Since Justice Kathryn Werdegar announced her retirement, some commentators have been predicting a shift at the Supreme Court once Governor Jerry Brown names her replacement, who will be the governor’s fourth pick on the current court.  For the first time in decades, the court will have a majority of justices appointed by a Democratic governor.  One article asked, “Will Jerry Brown Tilt California Supreme Court Against Business?”

However, an examination of recent decisions indicates that the new justice is not likely to have a big impact on the outcome of Supreme Court cases.  To begin with, most court opinions are unanimous.  But even split decisions rarely have had the three Governor Brown appointees — Justices Goodwin Liu, Mariano-Florentino Cuéllar, and Leondra Kruger — voting together in dissent with Justice Werdegar on the other side.

In fact, looking back at the 160 opinions issued in cases argued on or after the September 2015 calendar, there appears to be only one in which the outcome would have been different had Justice Werdegar changed her vote to side with the three Brown appointees.  In that case — Department of Finance v. Commission on State Mandates — Justice Werdegar joined a 4-3 majority holding conditions imposed by the state on local agencies that operate storm drain systems are state mandates for which the state must reimburse the agencies.  Justice Werdegar could also have made a difference when the three Brown appointees recorded votes dissenting from the denial of review in a three-strikes resentencing case.

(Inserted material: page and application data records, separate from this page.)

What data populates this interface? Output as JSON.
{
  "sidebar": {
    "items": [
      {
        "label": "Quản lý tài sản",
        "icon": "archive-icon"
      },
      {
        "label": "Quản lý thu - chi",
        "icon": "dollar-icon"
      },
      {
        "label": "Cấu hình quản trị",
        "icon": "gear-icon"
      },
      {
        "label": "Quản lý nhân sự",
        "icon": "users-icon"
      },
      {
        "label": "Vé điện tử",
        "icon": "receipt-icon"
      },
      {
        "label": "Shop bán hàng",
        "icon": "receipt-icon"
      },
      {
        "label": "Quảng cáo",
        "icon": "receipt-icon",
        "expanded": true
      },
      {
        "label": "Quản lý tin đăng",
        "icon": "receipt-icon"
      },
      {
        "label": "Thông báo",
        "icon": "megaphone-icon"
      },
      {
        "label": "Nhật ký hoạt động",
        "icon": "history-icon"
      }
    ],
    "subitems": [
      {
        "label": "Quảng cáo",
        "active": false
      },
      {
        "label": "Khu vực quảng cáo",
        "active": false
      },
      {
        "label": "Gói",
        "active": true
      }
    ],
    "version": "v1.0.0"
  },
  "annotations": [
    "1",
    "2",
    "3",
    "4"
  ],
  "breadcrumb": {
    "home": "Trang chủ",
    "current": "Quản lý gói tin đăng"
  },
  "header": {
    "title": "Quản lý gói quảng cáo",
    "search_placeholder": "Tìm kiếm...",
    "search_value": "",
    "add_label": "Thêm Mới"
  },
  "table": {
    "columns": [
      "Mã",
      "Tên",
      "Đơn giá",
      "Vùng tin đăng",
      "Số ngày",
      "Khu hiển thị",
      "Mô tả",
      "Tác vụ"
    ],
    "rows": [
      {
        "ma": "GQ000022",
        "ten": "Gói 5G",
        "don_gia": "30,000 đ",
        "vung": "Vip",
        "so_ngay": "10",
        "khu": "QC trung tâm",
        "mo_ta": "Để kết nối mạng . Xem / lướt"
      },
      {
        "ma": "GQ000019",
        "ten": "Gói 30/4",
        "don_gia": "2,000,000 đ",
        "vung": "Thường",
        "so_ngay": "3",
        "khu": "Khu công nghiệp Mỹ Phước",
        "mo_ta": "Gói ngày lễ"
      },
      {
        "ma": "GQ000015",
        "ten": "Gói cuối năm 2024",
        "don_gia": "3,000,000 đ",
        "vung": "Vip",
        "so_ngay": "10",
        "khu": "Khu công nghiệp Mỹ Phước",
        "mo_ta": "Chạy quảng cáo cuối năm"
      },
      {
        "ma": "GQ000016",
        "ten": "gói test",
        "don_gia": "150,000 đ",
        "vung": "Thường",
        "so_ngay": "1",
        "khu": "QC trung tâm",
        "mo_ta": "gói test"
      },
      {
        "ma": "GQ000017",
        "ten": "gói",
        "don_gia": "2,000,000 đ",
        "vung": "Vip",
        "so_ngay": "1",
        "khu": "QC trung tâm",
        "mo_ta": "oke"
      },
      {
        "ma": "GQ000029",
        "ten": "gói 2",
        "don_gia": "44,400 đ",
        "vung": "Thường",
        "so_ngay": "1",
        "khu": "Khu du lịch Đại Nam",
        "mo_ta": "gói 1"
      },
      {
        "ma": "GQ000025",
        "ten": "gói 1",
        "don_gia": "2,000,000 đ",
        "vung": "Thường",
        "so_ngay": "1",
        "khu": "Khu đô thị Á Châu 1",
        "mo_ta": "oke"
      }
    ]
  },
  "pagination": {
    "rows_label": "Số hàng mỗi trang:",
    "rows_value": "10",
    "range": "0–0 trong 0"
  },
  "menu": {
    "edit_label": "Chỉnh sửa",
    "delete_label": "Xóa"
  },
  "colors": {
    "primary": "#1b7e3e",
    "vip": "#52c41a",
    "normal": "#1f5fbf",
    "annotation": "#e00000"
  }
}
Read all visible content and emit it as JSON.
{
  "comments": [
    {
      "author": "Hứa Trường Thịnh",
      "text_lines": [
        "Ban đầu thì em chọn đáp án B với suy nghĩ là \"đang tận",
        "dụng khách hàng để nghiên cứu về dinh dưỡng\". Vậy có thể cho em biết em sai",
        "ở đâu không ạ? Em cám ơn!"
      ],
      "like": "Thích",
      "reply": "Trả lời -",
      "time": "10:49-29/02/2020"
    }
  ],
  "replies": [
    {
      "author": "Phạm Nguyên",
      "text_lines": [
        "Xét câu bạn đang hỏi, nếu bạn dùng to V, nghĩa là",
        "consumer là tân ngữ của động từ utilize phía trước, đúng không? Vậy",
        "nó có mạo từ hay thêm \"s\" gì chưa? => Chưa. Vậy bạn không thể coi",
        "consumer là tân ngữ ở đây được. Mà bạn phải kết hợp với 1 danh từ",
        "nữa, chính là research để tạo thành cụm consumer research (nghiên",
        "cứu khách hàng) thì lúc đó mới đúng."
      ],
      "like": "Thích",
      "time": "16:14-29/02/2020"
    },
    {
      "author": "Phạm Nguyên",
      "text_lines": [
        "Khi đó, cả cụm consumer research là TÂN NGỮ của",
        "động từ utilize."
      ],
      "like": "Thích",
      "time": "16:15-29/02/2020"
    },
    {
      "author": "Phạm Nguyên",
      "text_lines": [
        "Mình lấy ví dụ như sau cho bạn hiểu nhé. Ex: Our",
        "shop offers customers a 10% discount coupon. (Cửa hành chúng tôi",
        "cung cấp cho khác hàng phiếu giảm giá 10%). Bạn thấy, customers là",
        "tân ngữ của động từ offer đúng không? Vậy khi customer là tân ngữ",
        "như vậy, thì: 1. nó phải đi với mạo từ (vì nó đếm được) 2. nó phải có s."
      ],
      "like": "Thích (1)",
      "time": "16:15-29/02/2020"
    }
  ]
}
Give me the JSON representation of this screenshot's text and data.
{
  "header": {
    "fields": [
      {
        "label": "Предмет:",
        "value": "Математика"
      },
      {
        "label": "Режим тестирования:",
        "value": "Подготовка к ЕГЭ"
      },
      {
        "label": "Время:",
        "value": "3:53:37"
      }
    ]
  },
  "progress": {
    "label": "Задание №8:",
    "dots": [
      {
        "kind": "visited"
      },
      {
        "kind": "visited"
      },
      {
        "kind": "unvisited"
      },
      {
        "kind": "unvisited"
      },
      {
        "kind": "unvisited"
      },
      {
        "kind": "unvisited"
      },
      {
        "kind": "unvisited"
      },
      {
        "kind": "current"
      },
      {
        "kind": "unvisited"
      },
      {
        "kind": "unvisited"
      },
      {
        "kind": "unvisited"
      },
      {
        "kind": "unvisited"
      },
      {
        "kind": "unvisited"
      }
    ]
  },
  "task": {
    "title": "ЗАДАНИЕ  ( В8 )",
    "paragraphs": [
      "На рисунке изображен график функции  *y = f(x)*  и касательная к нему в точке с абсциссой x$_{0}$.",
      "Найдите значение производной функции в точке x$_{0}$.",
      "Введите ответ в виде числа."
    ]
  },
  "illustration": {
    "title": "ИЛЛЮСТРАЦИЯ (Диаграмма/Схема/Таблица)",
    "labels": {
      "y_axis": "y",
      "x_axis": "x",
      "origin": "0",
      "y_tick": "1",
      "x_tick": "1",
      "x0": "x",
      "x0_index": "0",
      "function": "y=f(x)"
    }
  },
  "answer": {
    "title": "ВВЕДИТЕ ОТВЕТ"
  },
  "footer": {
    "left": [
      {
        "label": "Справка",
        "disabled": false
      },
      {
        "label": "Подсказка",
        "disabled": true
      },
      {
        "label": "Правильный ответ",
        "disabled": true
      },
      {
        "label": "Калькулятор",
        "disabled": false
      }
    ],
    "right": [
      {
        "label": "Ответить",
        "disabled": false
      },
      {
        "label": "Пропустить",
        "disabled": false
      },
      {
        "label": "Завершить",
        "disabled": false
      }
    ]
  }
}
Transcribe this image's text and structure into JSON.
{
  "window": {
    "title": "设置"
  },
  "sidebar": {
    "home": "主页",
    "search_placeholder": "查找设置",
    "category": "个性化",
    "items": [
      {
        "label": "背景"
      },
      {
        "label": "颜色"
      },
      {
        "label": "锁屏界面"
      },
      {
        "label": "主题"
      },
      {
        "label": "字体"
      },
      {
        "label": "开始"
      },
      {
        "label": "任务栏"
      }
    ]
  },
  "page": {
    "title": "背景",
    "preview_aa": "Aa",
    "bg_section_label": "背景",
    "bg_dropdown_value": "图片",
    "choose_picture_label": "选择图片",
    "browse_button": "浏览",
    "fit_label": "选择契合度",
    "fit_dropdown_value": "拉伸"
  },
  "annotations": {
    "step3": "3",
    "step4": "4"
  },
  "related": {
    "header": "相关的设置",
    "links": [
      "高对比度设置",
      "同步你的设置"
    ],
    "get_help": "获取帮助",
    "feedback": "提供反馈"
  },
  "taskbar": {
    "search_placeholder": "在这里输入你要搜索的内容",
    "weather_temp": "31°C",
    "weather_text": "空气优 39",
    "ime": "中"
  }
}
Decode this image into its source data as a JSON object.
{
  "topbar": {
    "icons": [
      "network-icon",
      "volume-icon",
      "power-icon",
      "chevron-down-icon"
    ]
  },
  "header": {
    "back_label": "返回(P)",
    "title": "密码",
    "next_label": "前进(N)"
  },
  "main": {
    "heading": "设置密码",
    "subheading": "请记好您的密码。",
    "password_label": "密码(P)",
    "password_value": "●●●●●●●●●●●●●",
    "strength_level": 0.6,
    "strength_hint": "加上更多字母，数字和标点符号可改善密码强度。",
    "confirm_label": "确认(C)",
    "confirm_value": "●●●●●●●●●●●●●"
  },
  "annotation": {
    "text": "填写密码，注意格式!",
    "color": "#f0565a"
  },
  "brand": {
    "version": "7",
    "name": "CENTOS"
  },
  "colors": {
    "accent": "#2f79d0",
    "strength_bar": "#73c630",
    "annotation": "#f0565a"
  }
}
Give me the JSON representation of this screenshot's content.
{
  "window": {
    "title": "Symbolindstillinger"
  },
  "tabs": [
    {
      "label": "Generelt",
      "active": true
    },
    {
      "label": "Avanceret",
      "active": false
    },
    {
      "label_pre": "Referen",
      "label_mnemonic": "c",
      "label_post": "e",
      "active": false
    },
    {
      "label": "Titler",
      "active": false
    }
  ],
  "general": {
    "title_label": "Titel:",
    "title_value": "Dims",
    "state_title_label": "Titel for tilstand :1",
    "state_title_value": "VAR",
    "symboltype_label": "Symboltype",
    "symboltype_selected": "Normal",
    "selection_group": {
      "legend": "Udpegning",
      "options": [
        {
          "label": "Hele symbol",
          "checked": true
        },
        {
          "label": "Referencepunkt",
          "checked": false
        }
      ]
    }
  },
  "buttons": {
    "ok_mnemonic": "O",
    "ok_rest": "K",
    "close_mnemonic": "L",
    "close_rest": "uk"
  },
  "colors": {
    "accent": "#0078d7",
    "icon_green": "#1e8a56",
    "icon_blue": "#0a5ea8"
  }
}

There have been a handful of other 4-3 decisions in which Justice Werdegar was in the majority, but she was joined by at least one Brown appointee in each.  (See here, here, here, and here.)  Similarly, in two high-profile education cases, Justice Werdegar could have been the fourth vote to grant review, but, again, one Brown appointee (Justice Kruger) also voted against hearing the cases.

There was also one death penalty opinion in which only the three Brown appointees felt there was error in the admission of evidence, but they still concurred in affirming the judgment because they found the error to be harmless.  And in another case, the three signed the court’s unanimous opinion upholding the dismissal of a student’s personal injury lawsuit, but were alone in a separate concurring opinion suggesting legislative action.

Of course, any change in the court’s composition can alter the dynamics of the justices’ deliberations, which in turn can determine how a case or petition for review is decided.  But the new justice — whenever he or she is appointed — will probably not cause any dramatic changes.